In 2016, Luxembourg’s national branding unveiled a new look and a catchy slogan “Let’s make it happen.”
The slogan in itself is genius.
The usage of the word ‘let’s’ not only encompasses a feeling of togetherness, but at the same time embodies the cultural aspect of the Luxembourgish word 'Lëtzebuerg,' while subtly nodding to the multilingualism within the Grand Duchy. It's simple, clever and most of all originally creative.
If you know anything about me, you know I love a good play on words. Alliteration, rhymes, puns? Sign me up!

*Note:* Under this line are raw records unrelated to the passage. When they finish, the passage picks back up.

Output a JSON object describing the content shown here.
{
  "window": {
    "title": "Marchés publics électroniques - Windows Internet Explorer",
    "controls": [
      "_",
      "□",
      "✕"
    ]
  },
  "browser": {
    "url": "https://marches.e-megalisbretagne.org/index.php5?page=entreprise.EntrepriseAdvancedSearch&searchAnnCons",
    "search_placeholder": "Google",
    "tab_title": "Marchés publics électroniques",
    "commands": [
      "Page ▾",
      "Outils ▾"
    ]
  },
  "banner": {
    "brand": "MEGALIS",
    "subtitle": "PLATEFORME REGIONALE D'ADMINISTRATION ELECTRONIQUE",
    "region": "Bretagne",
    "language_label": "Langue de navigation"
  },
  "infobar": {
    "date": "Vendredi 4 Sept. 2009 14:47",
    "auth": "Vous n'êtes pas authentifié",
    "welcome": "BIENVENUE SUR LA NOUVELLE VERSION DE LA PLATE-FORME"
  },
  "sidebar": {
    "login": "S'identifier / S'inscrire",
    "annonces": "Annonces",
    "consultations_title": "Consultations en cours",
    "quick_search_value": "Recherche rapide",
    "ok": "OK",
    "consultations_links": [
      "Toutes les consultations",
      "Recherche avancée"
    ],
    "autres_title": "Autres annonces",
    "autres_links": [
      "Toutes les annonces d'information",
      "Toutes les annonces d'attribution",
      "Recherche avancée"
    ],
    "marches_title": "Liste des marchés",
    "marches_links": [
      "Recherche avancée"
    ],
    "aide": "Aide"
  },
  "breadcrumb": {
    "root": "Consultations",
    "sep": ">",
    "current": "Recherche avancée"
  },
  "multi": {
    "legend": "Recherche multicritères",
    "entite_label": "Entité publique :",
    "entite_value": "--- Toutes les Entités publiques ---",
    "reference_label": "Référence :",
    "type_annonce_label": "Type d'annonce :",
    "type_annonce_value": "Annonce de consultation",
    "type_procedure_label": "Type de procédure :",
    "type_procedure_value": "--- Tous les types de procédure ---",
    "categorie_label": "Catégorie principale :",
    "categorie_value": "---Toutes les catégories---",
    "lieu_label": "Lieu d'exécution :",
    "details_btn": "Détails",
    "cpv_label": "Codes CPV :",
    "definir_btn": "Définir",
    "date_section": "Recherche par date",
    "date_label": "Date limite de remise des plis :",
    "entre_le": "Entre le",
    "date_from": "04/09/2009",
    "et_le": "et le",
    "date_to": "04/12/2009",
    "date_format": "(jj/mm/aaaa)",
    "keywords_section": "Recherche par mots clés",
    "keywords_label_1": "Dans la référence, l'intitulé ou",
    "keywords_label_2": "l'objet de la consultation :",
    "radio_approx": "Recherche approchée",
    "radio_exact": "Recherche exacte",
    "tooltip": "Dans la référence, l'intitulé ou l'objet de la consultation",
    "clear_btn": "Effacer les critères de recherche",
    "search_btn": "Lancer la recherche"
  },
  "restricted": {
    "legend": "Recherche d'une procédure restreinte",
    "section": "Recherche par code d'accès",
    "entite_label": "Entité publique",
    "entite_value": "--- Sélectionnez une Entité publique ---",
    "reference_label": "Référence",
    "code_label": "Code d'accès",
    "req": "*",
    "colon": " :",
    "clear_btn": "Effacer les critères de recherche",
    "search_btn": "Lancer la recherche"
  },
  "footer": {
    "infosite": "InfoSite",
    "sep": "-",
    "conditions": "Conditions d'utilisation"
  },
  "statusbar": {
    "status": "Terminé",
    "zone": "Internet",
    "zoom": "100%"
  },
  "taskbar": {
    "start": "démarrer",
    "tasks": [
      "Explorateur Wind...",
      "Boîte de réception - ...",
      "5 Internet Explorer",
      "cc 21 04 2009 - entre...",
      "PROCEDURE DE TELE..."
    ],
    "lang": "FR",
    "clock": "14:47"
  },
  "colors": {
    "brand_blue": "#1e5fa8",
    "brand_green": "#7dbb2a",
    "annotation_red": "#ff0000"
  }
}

But in my opinion, this once phenomenal play on words has since lost all effectiveness, as it seems when it comes to branding in Luxembourg, being part of the crowd is clearly more important than standing out.
The 'letz' branding trope is so overused that it is haphazardly thrown on products, organizations and clubs without reflection if the term even works, let alone if it adds anything to the brand itself.
I’ll give an example that works (these gents are my friends and hilarious, so I’ll throw them a bone as a good example ): 'Letz' Talk Sport. Here 'letz' is used in the capacity of ‘let’s’ or ‘let us,’ which within the context, works quite well. Why not? Let us talk about sports in Luxembourg on our radio show.
Now, a less appropriate usage: 'Letz' Cola. While both delicious and refreshing in their selection of flavours, ‘letz’ does not work in this context. Let us cola? Ok, maybe they meant for it to be read in Luxembourgish… except we hit another snag when we realise 'letz' does not have a meaning in Luxembourgish.
If the brand wanted to highlight the Luxembourgish-ness, why not use Lux instead? LuxLait, Lux Air, CargoLux…uh-oh I think I may have inadvertently stumbled upon another example of fitting in vs. standing out…
I had the intention of cataloguing the number of products and brands using the term ‘letz’ within their brand name or slogan, however it quickly became clear that the sheer magnitude of letz-thingamajigs was far greater than I ever could have imagined.
Go ahead, Google it and then see how many of those products and organizations actually stood out to you. It’s likely that none did, because how can one stand out in a sea of brands that all seem to have the same identity, values and name?
As a creative person, this complete lack of originality within the Luxembourgish market severely pains me. Not only has the 'letz' branding trope become a bit of a meme I find the lack of thought placed behind its usage at times lazy and slightly offensive.
For me, the absolute last straw with ‘letz’ branding came in a campaign against violence against women. An incredibly important cause which we should be talking about, I in no way am debating the validity of this cause. Which is where my frustration comes from in this context.
How should we get behind a slogan as banal as “letz stop violence against women”? What value did throwing the word ‘letz’ into the sentence add?
Wouldn’t a more powerful phrase simply be “stop violence against women”? Simple. Powerful. Clear. Matter-of-fact. No gimmicks, no attempts at cute turns of phrase, just raw and poignant, full stop.
I refuse to believe that this is the absolute best the creative-minds of Luxembourg can come up with. In fact, I’m sure it has far less to do with the copywriters, brand managers and designers than it does with the actual clients.
So my question is to clients, or anyone starting a business: Why wouldn't you want your product to stand out? Why don't you trust the creatives to get you noticed? What are you afraid of?
But sadly, it seems that for the time being at least, instead of originality and creativity we’re destined to be met with yet another 'letz' product which serves little more than to induce an eye roll.
Letz please just stop.